# EXERCISE GOAL
The records below need retyping in full; give them again exactly.

# RECORD EXTRACTS
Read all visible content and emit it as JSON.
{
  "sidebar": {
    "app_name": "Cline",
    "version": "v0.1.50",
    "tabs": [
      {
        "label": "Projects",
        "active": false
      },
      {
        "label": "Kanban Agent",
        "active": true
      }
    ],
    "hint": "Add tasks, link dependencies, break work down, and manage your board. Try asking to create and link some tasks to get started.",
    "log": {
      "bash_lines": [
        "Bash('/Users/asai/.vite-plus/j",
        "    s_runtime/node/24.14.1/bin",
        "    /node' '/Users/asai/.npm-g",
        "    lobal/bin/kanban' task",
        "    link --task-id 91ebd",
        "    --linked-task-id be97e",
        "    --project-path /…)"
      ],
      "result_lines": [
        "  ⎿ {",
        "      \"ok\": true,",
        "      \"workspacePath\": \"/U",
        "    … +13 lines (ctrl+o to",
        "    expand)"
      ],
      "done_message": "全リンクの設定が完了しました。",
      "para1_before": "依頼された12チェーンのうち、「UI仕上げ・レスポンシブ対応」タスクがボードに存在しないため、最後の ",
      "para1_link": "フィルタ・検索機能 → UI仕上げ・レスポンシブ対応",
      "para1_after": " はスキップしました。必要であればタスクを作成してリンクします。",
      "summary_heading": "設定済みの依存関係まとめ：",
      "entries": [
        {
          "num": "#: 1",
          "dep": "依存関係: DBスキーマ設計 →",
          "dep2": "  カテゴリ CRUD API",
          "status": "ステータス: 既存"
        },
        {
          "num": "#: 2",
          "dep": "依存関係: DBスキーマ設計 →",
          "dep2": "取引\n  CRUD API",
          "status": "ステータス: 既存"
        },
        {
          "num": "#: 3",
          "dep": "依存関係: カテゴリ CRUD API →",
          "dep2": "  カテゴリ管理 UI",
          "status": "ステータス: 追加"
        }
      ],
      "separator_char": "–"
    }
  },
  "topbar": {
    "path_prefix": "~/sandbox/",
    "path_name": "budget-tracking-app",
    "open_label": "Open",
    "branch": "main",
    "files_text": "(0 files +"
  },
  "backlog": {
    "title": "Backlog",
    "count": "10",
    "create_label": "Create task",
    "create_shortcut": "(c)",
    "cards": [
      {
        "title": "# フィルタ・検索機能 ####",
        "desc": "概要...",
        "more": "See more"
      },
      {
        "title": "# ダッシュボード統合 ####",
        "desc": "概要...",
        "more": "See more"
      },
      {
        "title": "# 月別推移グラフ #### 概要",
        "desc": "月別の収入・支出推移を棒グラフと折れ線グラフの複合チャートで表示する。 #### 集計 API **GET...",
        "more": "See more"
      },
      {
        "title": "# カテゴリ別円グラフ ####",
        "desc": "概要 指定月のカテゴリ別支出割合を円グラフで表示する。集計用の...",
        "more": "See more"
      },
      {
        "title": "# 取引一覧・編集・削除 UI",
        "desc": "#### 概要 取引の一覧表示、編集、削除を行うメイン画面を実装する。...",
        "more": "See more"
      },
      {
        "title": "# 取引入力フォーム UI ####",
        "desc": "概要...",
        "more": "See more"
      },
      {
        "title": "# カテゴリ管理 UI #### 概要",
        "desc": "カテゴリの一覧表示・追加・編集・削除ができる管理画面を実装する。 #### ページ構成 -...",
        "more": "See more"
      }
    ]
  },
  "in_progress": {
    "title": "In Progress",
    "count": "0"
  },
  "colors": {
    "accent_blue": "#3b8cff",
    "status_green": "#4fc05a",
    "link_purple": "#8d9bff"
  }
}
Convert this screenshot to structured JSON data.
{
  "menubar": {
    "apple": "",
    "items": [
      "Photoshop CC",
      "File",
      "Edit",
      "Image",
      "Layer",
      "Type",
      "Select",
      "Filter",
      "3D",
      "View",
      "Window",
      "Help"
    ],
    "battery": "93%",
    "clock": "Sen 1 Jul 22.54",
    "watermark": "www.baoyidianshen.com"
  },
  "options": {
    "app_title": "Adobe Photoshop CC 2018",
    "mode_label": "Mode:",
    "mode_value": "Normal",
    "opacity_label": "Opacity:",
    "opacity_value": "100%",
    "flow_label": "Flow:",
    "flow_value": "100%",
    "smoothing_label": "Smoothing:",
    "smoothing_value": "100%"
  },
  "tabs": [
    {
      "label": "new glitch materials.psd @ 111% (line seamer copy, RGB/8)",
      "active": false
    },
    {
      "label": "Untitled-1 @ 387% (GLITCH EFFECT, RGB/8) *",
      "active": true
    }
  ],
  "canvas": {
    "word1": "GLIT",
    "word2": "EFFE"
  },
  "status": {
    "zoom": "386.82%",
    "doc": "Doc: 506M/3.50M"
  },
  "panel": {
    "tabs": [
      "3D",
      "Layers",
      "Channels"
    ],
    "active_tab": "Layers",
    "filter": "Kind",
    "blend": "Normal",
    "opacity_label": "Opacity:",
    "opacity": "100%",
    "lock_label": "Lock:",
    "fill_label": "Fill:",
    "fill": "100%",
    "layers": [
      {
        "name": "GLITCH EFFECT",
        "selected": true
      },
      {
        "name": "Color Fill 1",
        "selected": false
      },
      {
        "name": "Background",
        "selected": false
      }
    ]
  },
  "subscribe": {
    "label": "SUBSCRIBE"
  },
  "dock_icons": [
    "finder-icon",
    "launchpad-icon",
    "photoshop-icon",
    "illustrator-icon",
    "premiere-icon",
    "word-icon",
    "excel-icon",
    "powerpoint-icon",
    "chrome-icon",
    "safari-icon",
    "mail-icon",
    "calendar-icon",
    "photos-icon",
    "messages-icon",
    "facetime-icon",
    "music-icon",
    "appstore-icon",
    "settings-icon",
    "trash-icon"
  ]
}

# SOLUTION
Read all visible content and emit it as JSON.
{
  "sidebar": {
    "app_name": "Cline",
    "version": "v0.1.50",
    "tabs": [
      {
        "label": "Projects",
        "active": false
      },
      {
        "label": "Kanban Agent",
        "active": true
      }
    ],
    "hint": "Add tasks, link dependencies, break work down, and manage your board. Try asking to create and link some tasks to get started.",
    "log": {
      "bash_lines": [
        "Bash('/Users/asai/.vite-plus/j",
        "    s_runtime/node/24.14.1/bin",
        "    /node' '/Users/asai/.npm-g",
        "    lobal/bin/kanban' task",
        "    link --task-id 91ebd",
        "    --linked-task-id be97e",
        "    --project-path /…)"
      ],
      "result_lines": [
        "  ⎿ {",
        "      \"ok\": true,",
        "      \"workspacePath\": \"/U",
        "    … +13 lines (ctrl+o to",
        "    expand)"
      ],
      "done_message": "全リンクの設定が完了しました。",
      "para1_before": "依頼された12チェーンのうち、「UI仕上げ・レスポンシブ対応」タスクがボードに存在しないため、最後の ",
      "para1_link": "フィルタ・検索機能 → UI仕上げ・レスポンシブ対応",
      "para1_after": " はスキップしました。必要であればタスクを作成してリンクします。",
      "summary_heading": "設定済みの依存関係まとめ：",
      "entries": [
        {
          "num": "#: 1",
          "dep": "依存関係: DBスキーマ設計 →",
          "dep2": "  カテゴリ CRUD API",
          "status": "ステータス: 既存"
        },
        {
          "num": "#: 2",
          "dep": "依存関係: DBスキーマ設計 →",
          "dep2": "取引\n  CRUD API",
          "status": "ステータス: 既存"
        },
        {
          "num": "#: 3",
          "dep": "依存関係: カテゴリ CRUD API →",
          "dep2": "  カテゴリ管理 UI",
          "status": "ステータス: 追加"
        }
      ],
      "separator_char": "–"
    }
  },
  "topbar": {
    "path_prefix": "~/sandbox/",
    "path_name": "budget-tracking-app",
    "open_label": "Open",
    "branch": "main",
    "files_text": "(0 files +"
  },
  "backlog": {
    "title": "Backlog",
    "count": "10",
    "create_label": "Create task",
    "create_shortcut": "(c)",
    "cards": [
      {
        "title": "# フィルタ・検索機能 ####",
        "desc": "概要...",
        "more": "See more"
      },
      {
        "title": "# ダッシュボード統合 ####",
        "desc": "概要...",
        "more": "See more"
      },
      {
        "title": "# 月別推移グラフ #### 概要",
        "desc": "月別の収入・支出推移を棒グラフと折れ線グラフの複合チャートで表示する。 #### 集計 API **GET...",
        "more": "See more"
      },
      {
        "title": "# カテゴリ別円グラフ ####",
        "desc": "概要 指定月のカテゴリ別支出割合を円グラフで表示する。集計用の...",
        "more": "See more"
      },
      {
        "title": "# 取引一覧・編集・削除 UI",
        "desc": "#### 概要 取引の一覧表示、編集、削除を行うメイン画面を実装する。...",
        "more": "See more"
      },
      {
        "title": "# 取引入力フォーム UI ####",
        "desc": "概要...",
        "more": "See more"
      },
      {
        "title": "# カテゴリ管理 UI #### 概要",
        "desc": "カテゴリの一覧表示・追加・編集・削除ができる管理画面を実装する。 #### ページ構成 -...",
        "more": "See more"
      }
    ]
  },
  "in_progress": {
    "title": "In Progress",
    "count": "0"
  },
  "colors": {
    "accent_blue": "#3b8cff",
    "status_green": "#4fc05a",
    "link_purple": "#8d9bff"
  }
}
Convert this screenshot to structured JSON data.
{
  "menubar": {
    "apple": "",
    "items": [
      "Photoshop CC",
      "File",
      "Edit",
      "Image",
      "Layer",
      "Type",
      "Select",
      "Filter",
      "3D",
      "View",
      "Window",
      "Help"
    ],
    "battery": "93%",
    "clock": "Sen 1 Jul 22.54",
    "watermark": "www.baoyidianshen.com"
  },
  "options": {
    "app_title": "Adobe Photoshop CC 2018",
    "mode_label": "Mode:",
    "mode_value": "Normal",
    "opacity_label": "Opacity:",
    "opacity_value": "100%",
    "flow_label": "Flow:",
    "flow_value": "100%",
    "smoothing_label": "Smoothing:",
    "smoothing_value": "100%"
  },
  "tabs": [
    {
      "label": "new glitch materials.psd @ 111% (line seamer copy, RGB/8)",
      "active": false
    },
    {
      "label": "Untitled-1 @ 387% (GLITCH EFFECT, RGB/8) *",
      "active": true
    }
  ],
  "canvas": {
    "word1": "GLIT",
    "word2": "EFFE"
  },
  "status": {
    "zoom": "386.82%",
    "doc": "Doc: 506M/3.50M"
  },
  "panel": {
    "tabs": [
      "3D",
      "Layers",
      "Channels"
    ],
    "active_tab": "Layers",
    "filter": "Kind",
    "blend": "Normal",
    "opacity_label": "Opacity:",
    "opacity": "100%",
    "lock_label": "Lock:",
    "fill_label": "Fill:",
    "fill": "100%",
    "layers": [
      {
        "name": "GLITCH EFFECT",
        "selected": true
      },
      {
        "name": "Color Fill 1",
        "selected": false
      },
      {
        "name": "Background",
        "selected": false
      }
    ]
  },
  "subscribe": {
    "label": "SUBSCRIBE"
  },
  "dock_icons": [
    "finder-icon",
    "launchpad-icon",
    "photoshop-icon",
    "illustrator-icon",
    "premiere-icon",
    "word-icon",
    "excel-icon",
    "powerpoint-icon",
    "chrome-icon",
    "safari-icon",
    "mail-icon",
    "calendar-icon",
    "photos-icon",
    "messages-icon",
    "facetime-icon",
    "music-icon",
    "appstore-icon",
    "settings-icon",
    "trash-icon"
  ]
}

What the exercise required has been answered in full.